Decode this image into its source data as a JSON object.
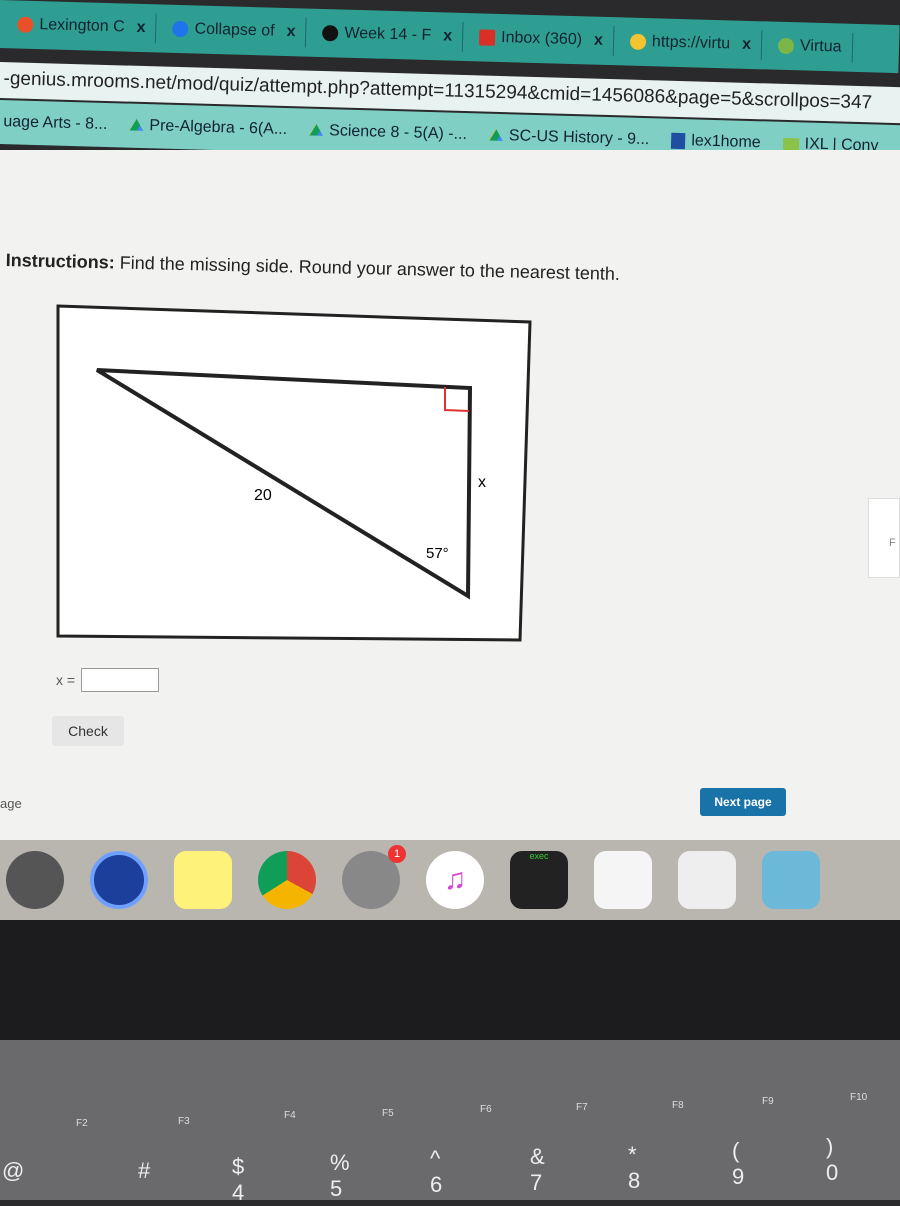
{
  "browser": {
    "tabs": [
      {
        "label": "Lexington C",
        "color": "#e8502a"
      },
      {
        "label": "Collapse of",
        "color": "#1e74e8"
      },
      {
        "label": "Week 14 - F",
        "color": "#111111"
      },
      {
        "label": "Inbox (360)",
        "color": "#d93025"
      },
      {
        "label": "https://virtu",
        "color": "#f4c430"
      },
      {
        "label": "Virtua",
        "color": "#7ab648"
      }
    ],
    "close_label": "x",
    "url": "-genius.mrooms.net/mod/quiz/attempt.php?attempt=11315294&cmid=1456086&page=5&scrollpos=347",
    "bookmarks": [
      "uage Arts - 8...",
      "Pre-Algebra - 6(A...",
      "Science 8 - 5(A) -...",
      "SC-US History - 9...",
      "lex1home",
      "IXL | Conv"
    ]
  },
  "quiz": {
    "instructions_bold": "Instructions:",
    "instructions": " Find the missing side. Round your answer to the nearest tenth.",
    "figure": {
      "hypotenuse": "20",
      "angle": "57°",
      "unknown": "x"
    },
    "answer_label": "x =",
    "answer_value": "",
    "check_label": "Check",
    "next_label": "Next page",
    "side_label": "age",
    "side_panel_label": "F"
  },
  "dock": {
    "mail_badge": "1",
    "terminal_label": "exec"
  },
  "keyboard": {
    "fkeys": [
      "F2",
      "F3",
      "F4",
      "F5",
      "F6",
      "F7",
      "F8",
      "F9",
      "F10"
    ],
    "keys": [
      "@",
      "#",
      "$",
      "%",
      "^",
      "&",
      "*",
      "(",
      ")"
    ],
    "numbers": [
      "",
      "",
      "4",
      "5",
      "6",
      "7",
      "8",
      "9",
      "0"
    ]
  }
}
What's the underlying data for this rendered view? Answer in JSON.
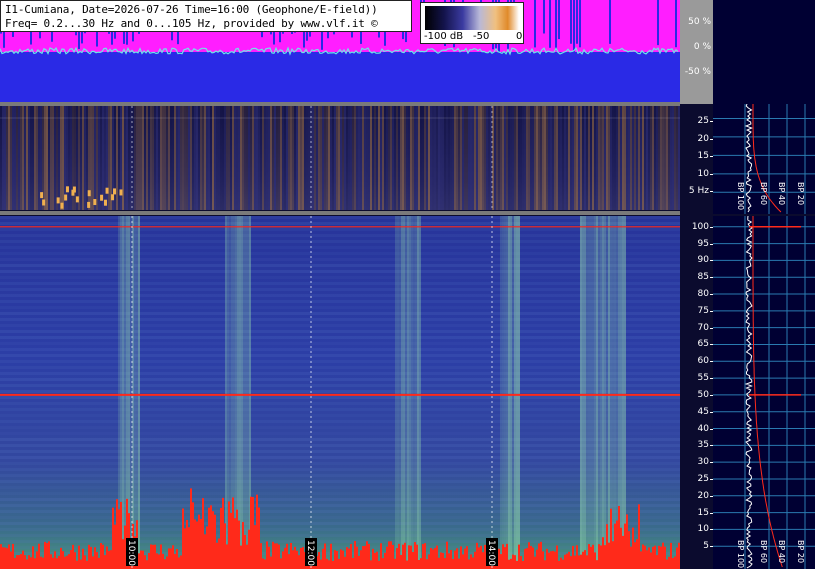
{
  "header": {
    "line1": "I1-Cumiana, Date=2026-07-26 Time=16:00 (Geophone/E-field))",
    "line2": "Freq= 0.2...30 Hz and 0...105 Hz, provided by www.vlf.it ©"
  },
  "colorbar": {
    "labels": [
      "-100 dB",
      "-50",
      "0"
    ]
  },
  "colors": {
    "magenta": "#ff1eff",
    "blue": "#2a2ae6",
    "trace": "#6fe6e6",
    "red": "#ff2a1a",
    "white": "#ffffff"
  },
  "chart_data": [
    {
      "type": "line",
      "panel": "top-percent-strip",
      "y_tick_labels": [
        "50 %",
        "0 %",
        "-50 %"
      ],
      "ylim": [
        -100,
        100
      ]
    },
    {
      "type": "heatmap",
      "panel": "spectrogram-0-30Hz",
      "y_ticks": [
        25,
        20,
        15,
        10,
        5
      ],
      "y_tick_labels": [
        "25",
        "20",
        "15",
        "10",
        "5 Hz"
      ],
      "ylim": [
        0.2,
        30
      ],
      "colorbar_db": [
        -100,
        0
      ]
    },
    {
      "type": "heatmap",
      "panel": "spectrogram-0-105Hz",
      "y_ticks": [
        100,
        95,
        90,
        85,
        80,
        75,
        70,
        65,
        60,
        55,
        50,
        45,
        40,
        35,
        30,
        25,
        20,
        15,
        10,
        5
      ],
      "ylim": [
        0,
        105
      ],
      "time_markers": [
        "10:00",
        "12:00",
        "14:00"
      ],
      "profile_labels": [
        "BP 100",
        "BP 60",
        "BP 40",
        "BP 20"
      ]
    }
  ]
}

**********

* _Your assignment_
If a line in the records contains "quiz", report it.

* _Reply to the exercise_
    "url": "-genius.mrooms.net/mod/quiz/attempt.php?attempt=11315294&cmid=1456086&page=5&scrollpos=347",
  "quiz": {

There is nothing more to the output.